Identify your best access and integration approach
Finance teams using SVB commercial card accounts have several options for tapping transaction data, but the two most common are to either use the SmartData dashboard or set up integration with an expense reporting app. Consider which may fit your situation best:
- Startups or smaller companies that use fairly informal tools such as spreadsheets to report and track expenses can use SmartData to improve those processes and provide analysis capabilities without adding cost. Individual cardholders can review and annotate their transactions through SmartData, as well as attach receipts or other documentation, then pass them on for approval. Finance managers can set up reports and export files in standard formats that can be read by accounting software.
- Companies that are considering investing in expense management software can choose a configuration capable of ingesting a data feed provided by SVB in Mastercard’s standard CDF3 (Common Data Format). This enables the more sophisticated reconciliation and tracking functions available through these packages. Because the expense software packages typically link into accounting apps, this data should also be available to your operational software.
Choose software that syncs with your data plan

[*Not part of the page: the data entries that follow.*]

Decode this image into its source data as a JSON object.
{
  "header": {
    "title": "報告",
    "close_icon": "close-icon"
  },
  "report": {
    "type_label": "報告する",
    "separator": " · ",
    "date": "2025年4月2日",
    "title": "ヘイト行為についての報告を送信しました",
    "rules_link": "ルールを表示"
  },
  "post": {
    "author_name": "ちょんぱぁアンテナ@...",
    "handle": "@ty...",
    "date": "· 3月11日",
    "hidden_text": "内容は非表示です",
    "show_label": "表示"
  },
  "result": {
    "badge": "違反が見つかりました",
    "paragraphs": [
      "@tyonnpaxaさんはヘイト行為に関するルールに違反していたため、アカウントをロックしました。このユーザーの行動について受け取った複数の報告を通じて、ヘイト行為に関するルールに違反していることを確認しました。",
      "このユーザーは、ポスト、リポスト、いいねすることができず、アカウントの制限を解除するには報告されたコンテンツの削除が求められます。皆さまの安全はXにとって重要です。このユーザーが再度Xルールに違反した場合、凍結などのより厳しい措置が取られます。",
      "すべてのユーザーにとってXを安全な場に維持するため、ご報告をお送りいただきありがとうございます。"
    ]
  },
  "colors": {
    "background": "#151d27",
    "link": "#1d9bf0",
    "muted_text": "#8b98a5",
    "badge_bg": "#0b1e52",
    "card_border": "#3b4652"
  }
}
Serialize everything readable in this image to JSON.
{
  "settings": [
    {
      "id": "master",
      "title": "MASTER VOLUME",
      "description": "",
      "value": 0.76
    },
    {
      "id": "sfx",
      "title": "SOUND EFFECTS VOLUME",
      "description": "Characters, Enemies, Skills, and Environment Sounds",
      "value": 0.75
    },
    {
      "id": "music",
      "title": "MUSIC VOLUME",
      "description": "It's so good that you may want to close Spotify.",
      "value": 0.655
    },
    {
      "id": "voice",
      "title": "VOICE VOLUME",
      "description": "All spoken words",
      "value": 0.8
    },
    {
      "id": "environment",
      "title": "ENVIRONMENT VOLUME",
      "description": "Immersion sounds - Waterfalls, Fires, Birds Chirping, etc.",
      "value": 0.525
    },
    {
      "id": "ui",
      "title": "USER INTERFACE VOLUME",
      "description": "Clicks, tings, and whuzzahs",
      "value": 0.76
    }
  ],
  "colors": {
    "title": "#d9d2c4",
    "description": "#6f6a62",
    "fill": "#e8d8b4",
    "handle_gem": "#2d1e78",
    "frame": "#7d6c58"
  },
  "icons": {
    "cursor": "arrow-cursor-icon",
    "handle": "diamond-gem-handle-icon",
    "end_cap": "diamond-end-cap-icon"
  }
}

Most leading expense management vendors sell packages that will accept a CDF3 data feed, but not every configuration in their lineup may support it. Some entry-level expense products use screen-scraping technology via a third party to pull in card transaction data, which may introduce delays. Make sure that the system you select can directly ingest that industry-standard feed to increase the likeilhood that the data is always up to date.
Involving the experts at SVB early in your decision process will allow us to share our advice and experience. Please don’t hesitate to reach out to me if you’d like to discuss the integration experience in more detail. Visit svb.com for more information on our Commercial Cards offering.
This material, including without limitation the statistical information herein, is provided for informational purposes only. The material is based in part upon information from third-party sources that we believe to be reliable, but which has not been independently verified by us and, as such, we do not represent that the information is accurate or complete. You should obtain relevant and specific professional advice before making any investment or other decision. Silicon Valley Bank is not responsible for any cost, claim or loss associated with your use of this material.